Symphony No. 7 in C major 'Leningrad'op. 60 (1941)
Boosey & Hawkes / Sikorski
Palace of Culture, Kuibishev
Bolshoi Theatre Orchestra / Samuel Samosud
Shostakovich scored one of the greatest public triumphs of his life with his wartime Seventh Symphony. The first three movements were written in Leningrad in the late summer of 1941 as the Nazi armies encircled the city. After the composer and his family were evacuated by air to Kuibyshev, he completed the finale. The first performance in Kuibyshev in early 1942 was a patriotic triumph. Within weeks a microfilm of the work was flown out through Teheran to the other allies and there swifly followed performances in the UK and the USA, which achieved far more than the usual notice allotted to a piece of orchestral music. This symphony had become a cause celèbre, part of the Allies’ propaganda effort directed towards encouraging a sense of shared suffering and the messianic necessity of removing defeating and destroying the evil of the Axis powers. Thanks to all this publicity, Shostakovich became a household name in many countries even among those who had never been to an orchestral concert in their lives.
Probably the most famous performance of this symphony took place on 9th August 1942 within the besieged city to which the piece was dedicated. The conductor Karl Eliasburg conducted what remained of the musicians of the Leningrad Philharmonic in a concert staged as an idealistic act of defiance against German aggression and barbarism.
Having been so praised to the skies, this work, which is vast and bold in its neo-Mahlerian aspirations (it lasts approximately 80 minutes in performance), was fiercely inevitably attacked once the war was over. Many commentators accused it of being banal, vulgar, over-inflated, crudely patriotic and no better than cheap film-music. It was predicted that it would soon disappear from concert halls. That prediction has not been fulfilled. While certainly not to everyone’s taste, this music has turned out to be far more powerful even than its initial popular success would have suggested. Partly this is because of Shostakovich’s magnificently energetic sense of drama – like that of a great film director – and partly it is because of the music’s disturbing ambiguity. Throughout this symphony there is a genuinely powerful and profound sense of the unknown which drives the music forwards and makes its quite impossible to dismiss it as one dimensional and occasional patriotism. Far from it. Audiences all over the world still find this work disturbing and moving.

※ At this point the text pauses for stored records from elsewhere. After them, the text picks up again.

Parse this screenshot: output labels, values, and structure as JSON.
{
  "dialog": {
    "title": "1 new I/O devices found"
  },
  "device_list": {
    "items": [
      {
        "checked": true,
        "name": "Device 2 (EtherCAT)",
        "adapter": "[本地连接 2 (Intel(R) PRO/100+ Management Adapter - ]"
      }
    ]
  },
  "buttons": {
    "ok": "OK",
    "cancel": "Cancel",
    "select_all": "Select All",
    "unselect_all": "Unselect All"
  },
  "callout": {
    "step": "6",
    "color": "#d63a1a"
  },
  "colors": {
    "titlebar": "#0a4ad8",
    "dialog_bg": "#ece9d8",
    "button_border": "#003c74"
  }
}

Note by Gerard McBurney
St Petersburg Philharmonic, cond. Vladimir Ashkenazy